Albright was born in Czechoslovakia and moved to the U.S. with her parents at age 11 after her family was exiled during the Nazi invasion and then by Joseph Stalin. A graduate of Wellesley College, Albright earned her M.A. and Ph.D. in Russian Studies at Columbia University. Fifty-nine year-old Albright, a naturalized American citizen, is known for her work on Bosnia intervention and NATO expansion.
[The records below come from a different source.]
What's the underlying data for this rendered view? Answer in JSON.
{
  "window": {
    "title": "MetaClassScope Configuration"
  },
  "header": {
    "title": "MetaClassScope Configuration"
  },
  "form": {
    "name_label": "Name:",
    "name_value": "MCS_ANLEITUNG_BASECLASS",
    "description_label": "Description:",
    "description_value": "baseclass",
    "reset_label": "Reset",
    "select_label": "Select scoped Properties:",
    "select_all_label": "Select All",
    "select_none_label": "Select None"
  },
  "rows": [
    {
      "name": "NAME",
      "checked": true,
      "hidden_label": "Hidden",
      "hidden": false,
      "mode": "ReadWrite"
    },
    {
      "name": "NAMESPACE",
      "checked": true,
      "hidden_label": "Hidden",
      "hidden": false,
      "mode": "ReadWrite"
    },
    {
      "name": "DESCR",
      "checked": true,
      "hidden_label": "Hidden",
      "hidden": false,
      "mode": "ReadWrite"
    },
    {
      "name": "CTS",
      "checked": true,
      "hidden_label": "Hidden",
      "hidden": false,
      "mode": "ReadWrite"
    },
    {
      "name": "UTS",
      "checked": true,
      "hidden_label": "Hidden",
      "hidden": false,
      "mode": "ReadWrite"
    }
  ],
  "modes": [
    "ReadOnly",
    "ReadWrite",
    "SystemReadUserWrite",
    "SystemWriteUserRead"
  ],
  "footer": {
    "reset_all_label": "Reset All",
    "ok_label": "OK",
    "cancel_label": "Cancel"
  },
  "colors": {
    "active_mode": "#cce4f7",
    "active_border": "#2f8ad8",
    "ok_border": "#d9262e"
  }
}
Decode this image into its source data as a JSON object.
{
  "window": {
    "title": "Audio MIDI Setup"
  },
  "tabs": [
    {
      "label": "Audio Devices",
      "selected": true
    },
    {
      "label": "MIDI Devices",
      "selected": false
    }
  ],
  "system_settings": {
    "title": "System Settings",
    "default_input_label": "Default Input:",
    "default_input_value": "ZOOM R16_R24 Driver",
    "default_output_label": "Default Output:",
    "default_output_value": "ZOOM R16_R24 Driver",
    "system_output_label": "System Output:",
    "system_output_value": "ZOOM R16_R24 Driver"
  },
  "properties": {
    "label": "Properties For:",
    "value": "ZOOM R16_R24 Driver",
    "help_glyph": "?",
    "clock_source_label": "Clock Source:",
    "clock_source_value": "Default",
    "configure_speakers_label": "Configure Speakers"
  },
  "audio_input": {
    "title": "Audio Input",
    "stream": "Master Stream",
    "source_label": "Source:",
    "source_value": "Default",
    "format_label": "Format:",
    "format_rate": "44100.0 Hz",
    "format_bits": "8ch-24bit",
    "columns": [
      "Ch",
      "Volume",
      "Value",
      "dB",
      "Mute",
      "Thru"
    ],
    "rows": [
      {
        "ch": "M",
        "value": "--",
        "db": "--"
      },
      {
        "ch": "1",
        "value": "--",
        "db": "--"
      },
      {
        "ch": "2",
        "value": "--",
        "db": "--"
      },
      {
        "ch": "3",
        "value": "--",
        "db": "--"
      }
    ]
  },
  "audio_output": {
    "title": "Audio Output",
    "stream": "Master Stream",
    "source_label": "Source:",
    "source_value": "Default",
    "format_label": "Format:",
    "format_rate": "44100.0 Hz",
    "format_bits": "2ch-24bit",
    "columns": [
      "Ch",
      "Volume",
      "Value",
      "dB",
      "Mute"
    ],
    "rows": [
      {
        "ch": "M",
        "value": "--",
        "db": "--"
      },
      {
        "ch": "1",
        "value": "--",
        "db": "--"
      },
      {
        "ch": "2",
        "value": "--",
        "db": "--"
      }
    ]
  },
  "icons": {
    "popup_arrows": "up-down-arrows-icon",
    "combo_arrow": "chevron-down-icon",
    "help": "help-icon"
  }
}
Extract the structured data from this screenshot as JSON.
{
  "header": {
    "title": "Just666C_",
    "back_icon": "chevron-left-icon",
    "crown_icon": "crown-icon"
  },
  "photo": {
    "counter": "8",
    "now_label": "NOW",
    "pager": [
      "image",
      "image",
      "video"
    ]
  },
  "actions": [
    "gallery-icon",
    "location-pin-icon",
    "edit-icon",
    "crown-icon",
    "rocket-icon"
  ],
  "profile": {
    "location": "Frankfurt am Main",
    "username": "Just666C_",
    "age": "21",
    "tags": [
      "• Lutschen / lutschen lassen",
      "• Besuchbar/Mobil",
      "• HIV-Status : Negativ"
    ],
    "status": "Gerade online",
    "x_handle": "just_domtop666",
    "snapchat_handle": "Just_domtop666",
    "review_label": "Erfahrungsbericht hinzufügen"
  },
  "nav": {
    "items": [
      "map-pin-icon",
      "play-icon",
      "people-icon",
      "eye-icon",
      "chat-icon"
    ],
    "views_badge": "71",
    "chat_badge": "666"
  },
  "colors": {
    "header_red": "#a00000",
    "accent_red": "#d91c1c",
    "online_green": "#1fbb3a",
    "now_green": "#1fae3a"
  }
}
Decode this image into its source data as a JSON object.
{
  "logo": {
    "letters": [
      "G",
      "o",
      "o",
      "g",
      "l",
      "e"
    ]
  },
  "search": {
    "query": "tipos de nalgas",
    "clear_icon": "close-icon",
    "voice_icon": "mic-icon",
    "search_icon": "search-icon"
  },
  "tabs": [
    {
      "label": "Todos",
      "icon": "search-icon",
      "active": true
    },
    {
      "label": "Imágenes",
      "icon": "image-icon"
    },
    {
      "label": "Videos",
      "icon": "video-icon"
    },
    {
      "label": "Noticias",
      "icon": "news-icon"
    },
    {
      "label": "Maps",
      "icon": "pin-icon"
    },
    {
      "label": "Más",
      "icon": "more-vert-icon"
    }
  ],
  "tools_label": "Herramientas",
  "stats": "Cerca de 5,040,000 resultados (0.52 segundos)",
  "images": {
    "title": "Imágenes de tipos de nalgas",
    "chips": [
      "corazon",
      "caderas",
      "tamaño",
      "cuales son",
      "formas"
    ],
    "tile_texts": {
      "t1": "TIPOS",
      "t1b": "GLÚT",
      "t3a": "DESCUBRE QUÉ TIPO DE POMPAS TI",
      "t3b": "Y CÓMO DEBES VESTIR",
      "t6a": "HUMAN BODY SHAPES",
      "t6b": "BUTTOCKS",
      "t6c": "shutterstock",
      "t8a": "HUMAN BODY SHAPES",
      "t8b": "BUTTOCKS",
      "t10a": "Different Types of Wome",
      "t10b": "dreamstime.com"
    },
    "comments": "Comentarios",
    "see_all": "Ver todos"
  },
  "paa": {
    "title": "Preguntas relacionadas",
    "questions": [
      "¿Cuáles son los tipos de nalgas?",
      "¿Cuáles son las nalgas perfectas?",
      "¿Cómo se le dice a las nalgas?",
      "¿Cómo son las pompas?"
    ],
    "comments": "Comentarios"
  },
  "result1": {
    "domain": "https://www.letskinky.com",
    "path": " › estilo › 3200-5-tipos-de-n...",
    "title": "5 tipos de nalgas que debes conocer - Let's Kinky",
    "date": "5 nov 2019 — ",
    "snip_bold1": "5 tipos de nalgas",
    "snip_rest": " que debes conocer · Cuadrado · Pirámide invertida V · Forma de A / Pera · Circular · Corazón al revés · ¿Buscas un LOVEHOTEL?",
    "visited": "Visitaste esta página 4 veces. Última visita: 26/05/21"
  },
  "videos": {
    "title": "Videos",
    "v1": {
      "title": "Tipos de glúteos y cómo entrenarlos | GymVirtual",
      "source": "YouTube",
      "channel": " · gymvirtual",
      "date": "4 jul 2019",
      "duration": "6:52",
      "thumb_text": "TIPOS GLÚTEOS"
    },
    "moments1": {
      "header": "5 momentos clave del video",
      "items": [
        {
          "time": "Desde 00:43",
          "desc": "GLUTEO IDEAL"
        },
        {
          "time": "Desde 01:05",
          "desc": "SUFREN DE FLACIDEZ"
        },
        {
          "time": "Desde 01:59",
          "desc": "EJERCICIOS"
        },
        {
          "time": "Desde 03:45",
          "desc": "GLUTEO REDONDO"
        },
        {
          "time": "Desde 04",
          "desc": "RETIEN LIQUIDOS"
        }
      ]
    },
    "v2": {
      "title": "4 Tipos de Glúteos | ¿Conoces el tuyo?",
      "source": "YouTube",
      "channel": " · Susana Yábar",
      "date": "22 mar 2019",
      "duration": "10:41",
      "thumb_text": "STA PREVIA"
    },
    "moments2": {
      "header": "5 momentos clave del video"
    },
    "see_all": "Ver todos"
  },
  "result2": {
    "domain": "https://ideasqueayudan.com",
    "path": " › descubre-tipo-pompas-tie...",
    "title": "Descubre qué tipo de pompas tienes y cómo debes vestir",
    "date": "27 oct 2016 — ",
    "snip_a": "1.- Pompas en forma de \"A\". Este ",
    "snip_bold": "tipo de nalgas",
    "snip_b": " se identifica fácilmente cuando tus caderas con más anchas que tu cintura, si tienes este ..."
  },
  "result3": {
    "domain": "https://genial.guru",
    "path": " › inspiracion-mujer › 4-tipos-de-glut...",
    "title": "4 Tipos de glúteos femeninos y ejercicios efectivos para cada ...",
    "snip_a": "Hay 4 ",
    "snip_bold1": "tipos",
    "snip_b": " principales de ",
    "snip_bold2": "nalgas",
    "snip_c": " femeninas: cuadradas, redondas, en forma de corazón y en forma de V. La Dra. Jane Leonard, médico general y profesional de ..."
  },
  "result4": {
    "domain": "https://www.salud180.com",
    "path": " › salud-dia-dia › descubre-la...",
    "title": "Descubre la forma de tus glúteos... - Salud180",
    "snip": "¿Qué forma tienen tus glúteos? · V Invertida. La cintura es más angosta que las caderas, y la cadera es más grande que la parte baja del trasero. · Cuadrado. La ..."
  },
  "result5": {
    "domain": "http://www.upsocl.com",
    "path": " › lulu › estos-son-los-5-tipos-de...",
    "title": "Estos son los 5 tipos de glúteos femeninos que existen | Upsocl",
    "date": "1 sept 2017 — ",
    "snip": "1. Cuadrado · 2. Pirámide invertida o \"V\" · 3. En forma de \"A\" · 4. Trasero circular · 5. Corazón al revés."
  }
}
She has also taught at Georgetown University and has served as a member of the National Security Council
Feminist Majority Foundation president Eleanor Smeal noted that the first cabinet appointment of the first President to be elected by a women's gender gap is a well-qualified woman. "This appointment is the logical outcome of the appointment of historic numbers of women into senior positions in the first Clinton Administration. With this appointment, President Clinton has broken the historic glass ceiling in foreign policy, sending a signal to the world about the importance of women's leadership and women's rights," Smeal said. Appearing on ABC's Nightline December 5, Smeal noted the importance of having a woman secretary of state in office in the wake of mass rapes used as tools of war in Bosnia and Rwanda and as women in Afghanistan are being forced to stay home from work and school because of a fundamentalist Islamic militia.
Media Resources: Reuters - December 5, 1996; USA Today - December 5, 1996; CNN - December 5, 1996; The Feminist Majority Foundation; The New York Times - December 6, 1996; USA Today - December 6, 1996; Nightline - December 5, 1996
6/18/2013 Supreme Court Strikes Down Proof of Citizenship Voter Requirements - On Monday, the United States Supreme Court struck down an Arizona law requiring voters to provide proof of citizenship before being allowed register to vote.
In an opinion written [PDF] by Justice Antonin Scalia, the Court ruled that the Arizona statute violated the National Voter Registration Act (NVRA, also known as the "Motor Voter Law") of 1993, which created a federal form that individuals can mail in to register to vote in federal elections. . . .